This destructive behaviour, on the surface, contradicts my current impulse to preserve these sites as they appear caught in the transition to obsolescence. There is a certain authenticity, or perhaps a cultural vignette, that I strive to represent through intervening at a particular moment of decay. However, I have come to believe that there is more potential for violence to be done in my invasive academic and creative archiving practices than by destroying that which former inhabitants did not want prying eyes to witness. Interpretation is an act of theft, and every time an archive is opened to the gaze of the spectator, or is re-presented as an ostensible yet anachronic narrative, the archivist both preserves and destroys by inscribing tradition and self onto the interior. We must be wary of the things we leave behind, and how tradition, or what T.S. Eliot calls the “historical sense” (“Tradition” 40), is relative to the living gaze. The archivist roves through the contested space of the archive, (re)configuring here and defacing there. The archivist at times is no better, perhaps worse, than wayward youth who punch holes in water-damaged drywall as evidence of being-there.

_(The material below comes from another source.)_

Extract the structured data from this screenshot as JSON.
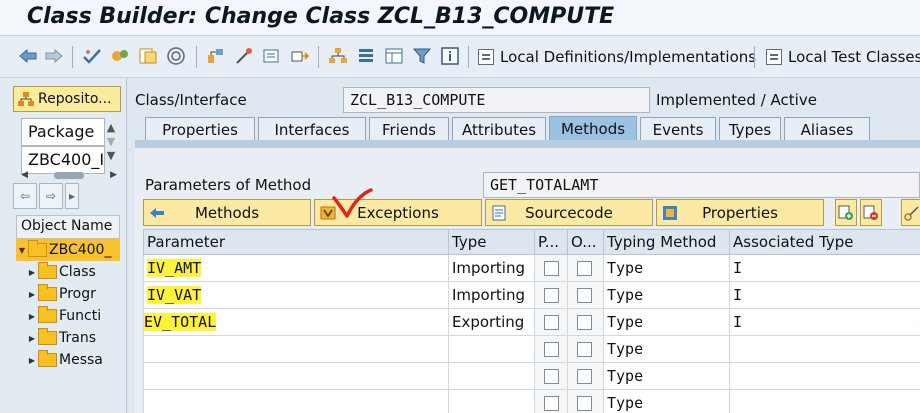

Destruction is a co-authored venture. It necessitates narrative remodelling as part of its machinations, the adaptation of space and place into something unique to the destroyer. As an example of narrative remodelling via destruction, we can look to modern period works such as Robert Frost’s “A Fountain, a Bottle, a Donkey’s Ears and Some Books,” a poem about the aforementioned poet breaking and entering into an abandoned rural dwelling situated in the wilds of the Kinsman Mountains, New Hampshire. (Who knew Robert Frost, responsible for sentimental meditations like “Stopping by the Woods on a Snowy Evening,” could be such a shit disturber?) An abandoned home, particularly surrounded by wilderness, is hortus conclusus (enclosed garden); it is a microcosm both restricted yet unguarded, and flirts with the spectator through the aura of mystery. A house decaying in the middle of nowhere has its viscera visible on the outside. While it conceals its obsolescence, at the same time it invites the silent, skulking intervention of “Boys and bad hunters” (line 102)—the archivist, the story-teller, the destroyer.